At this point in history, the oil industry is in its twilight years. The day where clean energy rules the roost will likely be here within the next generation or two. Until then, a crapload of money stands ready to be made in this field, as easy oil finds don’t exist anymore, and finding more supply to prop up our oil-dependent civilization requires the ingenuity of petroleum geologists (i.e. you).
These specialists can be making $96,000 on average straight out of school, with low to mid six figures per year possible as you progress through your career. The best part is this: it doesn’t include the many performance bonuses that exist at many workplaces, so the potential to make even more depends solely on your work ethic.
What about the day when oil is over? The world will continue to need to dig gold, iron ore, and rare earth elements (used in smartphones and other electronics) out of the ground, so if you plan ahead, simply transition over when the ship begins to sink and with any luck, you’ll be in a new position with minimal disruption!
That dude that fills prescriptions behind the counter at your local drug store? He isn’t a chump. Not even close. Despite the tendency to stereotype anybody that works in a retail environment as a low wage earner, pharmacists stand out from the pack, making a cool $80,000 per year on a median basis to ensure that your grandmother gets the right pills for her condition, and not something that will, you know … kill her!

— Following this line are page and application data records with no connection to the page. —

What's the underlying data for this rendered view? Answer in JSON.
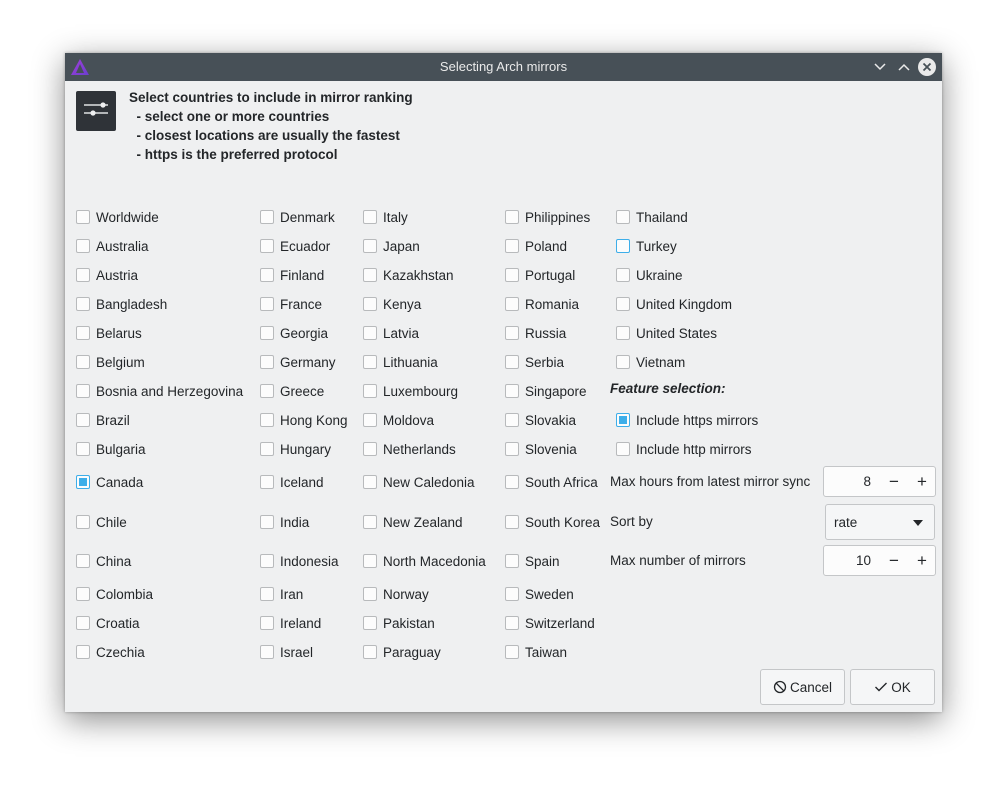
{
  "window": {
    "title": "Selecting Arch mirrors"
  },
  "header": {
    "text": "Select countries to include in mirror ranking\n  - select one or more countries\n  - closest locations are usually the fastest\n  - https is the preferred protocol"
  },
  "countries": {
    "col1": [
      "Worldwide",
      "Australia",
      "Austria",
      "Bangladesh",
      "Belarus",
      "Belgium",
      "Bosnia and Herzegovina",
      "Brazil",
      "Bulgaria",
      "Canada",
      "Chile",
      "China",
      "Colombia",
      "Croatia",
      "Czechia"
    ],
    "col2": [
      "Denmark",
      "Ecuador",
      "Finland",
      "France",
      "Georgia",
      "Germany",
      "Greece",
      "Hong Kong",
      "Hungary",
      "Iceland",
      "India",
      "Indonesia",
      "Iran",
      "Ireland",
      "Israel"
    ],
    "col3": [
      "Italy",
      "Japan",
      "Kazakhstan",
      "Kenya",
      "Latvia",
      "Lithuania",
      "Luxembourg",
      "Moldova",
      "Netherlands",
      "New Caledonia",
      "New Zealand",
      "North Macedonia",
      "Norway",
      "Pakistan",
      "Paraguay"
    ],
    "col4": [
      "Philippines",
      "Poland",
      "Portugal",
      "Romania",
      "Russia",
      "Serbia",
      "Singapore",
      "Slovakia",
      "Slovenia",
      "South Africa",
      "South Korea",
      "Spain",
      "Sweden",
      "Switzerland",
      "Taiwan"
    ],
    "col5": [
      "Thailand",
      "Turkey",
      "Ukraine",
      "United Kingdom",
      "United States",
      "Vietnam"
    ],
    "checked": [
      "Canada"
    ],
    "hovered": [
      "Turkey"
    ]
  },
  "features": {
    "heading": "Feature selection:",
    "https_label": "Include https mirrors",
    "https_checked": true,
    "http_label": "Include http mirrors",
    "http_checked": false
  },
  "max_hours": {
    "label": "Max hours from latest mirror sync",
    "value": "8"
  },
  "sort_by": {
    "label": "Sort by",
    "value": "rate"
  },
  "max_mirrors": {
    "label": "Max number of mirrors",
    "value": "10"
  },
  "buttons": {
    "cancel": "Cancel",
    "ok": "OK"
  },
  "colors": {
    "accent": "#3daee9",
    "titlebar": "#475057",
    "background": "#eff0f1"
  }
}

After shouldering this enormous responsibility, having the certainty of steady hours and a plush wage make this sterile-appearing career seem positively appealing in today’s economic landscape, especially when you consider how old the boomers are getting. Excuse us while get our lab coat…